--- STORED DATA Enclosed Below ---

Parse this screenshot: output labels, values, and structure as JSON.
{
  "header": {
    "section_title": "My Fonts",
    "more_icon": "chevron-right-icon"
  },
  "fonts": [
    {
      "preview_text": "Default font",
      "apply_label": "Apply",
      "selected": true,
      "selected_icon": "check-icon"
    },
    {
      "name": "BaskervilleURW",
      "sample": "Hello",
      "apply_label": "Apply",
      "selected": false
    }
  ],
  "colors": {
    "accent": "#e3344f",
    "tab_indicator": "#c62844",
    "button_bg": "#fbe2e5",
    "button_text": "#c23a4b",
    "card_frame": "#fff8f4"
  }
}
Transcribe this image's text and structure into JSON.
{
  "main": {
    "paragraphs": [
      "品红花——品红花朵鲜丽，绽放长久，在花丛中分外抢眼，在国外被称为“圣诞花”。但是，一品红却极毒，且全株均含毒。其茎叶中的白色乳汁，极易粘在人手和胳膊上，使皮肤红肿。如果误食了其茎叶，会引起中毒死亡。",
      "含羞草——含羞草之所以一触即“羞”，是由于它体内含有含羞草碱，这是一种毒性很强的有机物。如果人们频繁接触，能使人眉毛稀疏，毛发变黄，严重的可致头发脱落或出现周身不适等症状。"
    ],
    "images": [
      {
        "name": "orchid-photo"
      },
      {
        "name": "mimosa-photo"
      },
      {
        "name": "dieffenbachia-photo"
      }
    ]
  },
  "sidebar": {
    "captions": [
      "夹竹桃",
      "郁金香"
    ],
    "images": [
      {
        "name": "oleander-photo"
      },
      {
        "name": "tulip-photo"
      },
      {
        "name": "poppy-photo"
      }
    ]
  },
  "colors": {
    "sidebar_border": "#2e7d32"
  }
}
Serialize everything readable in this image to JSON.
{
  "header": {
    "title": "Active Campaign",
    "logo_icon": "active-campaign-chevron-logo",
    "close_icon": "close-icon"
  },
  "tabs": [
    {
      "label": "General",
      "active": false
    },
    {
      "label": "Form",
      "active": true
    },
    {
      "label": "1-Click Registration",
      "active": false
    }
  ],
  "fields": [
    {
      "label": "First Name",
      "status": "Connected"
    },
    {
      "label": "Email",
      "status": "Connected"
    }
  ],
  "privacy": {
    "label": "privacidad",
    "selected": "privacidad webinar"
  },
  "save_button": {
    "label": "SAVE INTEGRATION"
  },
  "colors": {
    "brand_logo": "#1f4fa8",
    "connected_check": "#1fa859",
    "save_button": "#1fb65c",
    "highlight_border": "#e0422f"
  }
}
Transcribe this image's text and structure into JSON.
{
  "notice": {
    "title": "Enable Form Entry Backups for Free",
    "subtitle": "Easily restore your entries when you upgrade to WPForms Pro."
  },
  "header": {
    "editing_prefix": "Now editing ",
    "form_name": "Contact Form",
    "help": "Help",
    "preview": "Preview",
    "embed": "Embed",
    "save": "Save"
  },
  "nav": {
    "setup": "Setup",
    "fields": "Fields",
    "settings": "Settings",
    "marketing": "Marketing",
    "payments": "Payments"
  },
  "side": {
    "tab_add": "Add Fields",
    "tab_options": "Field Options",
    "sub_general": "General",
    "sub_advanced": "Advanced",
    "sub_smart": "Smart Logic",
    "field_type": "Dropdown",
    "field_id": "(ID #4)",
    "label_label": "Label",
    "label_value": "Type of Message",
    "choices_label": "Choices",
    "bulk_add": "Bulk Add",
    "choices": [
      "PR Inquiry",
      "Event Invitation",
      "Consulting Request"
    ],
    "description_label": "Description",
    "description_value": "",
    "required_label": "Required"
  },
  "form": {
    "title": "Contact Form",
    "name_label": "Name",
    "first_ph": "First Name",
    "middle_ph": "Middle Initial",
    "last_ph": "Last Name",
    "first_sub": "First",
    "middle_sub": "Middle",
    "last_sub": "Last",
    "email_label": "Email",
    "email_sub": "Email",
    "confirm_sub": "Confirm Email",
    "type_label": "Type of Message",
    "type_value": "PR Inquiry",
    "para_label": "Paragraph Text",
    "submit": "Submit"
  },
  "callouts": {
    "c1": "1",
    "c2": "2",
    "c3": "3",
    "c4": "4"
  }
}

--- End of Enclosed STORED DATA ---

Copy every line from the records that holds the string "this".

Parse this screenshot: output labels, values, and structure as JSON.
Transcribe this image's text and structure into JSON.
Serialize everything readable in this image to JSON.
Transcribe this image's text and structure into JSON.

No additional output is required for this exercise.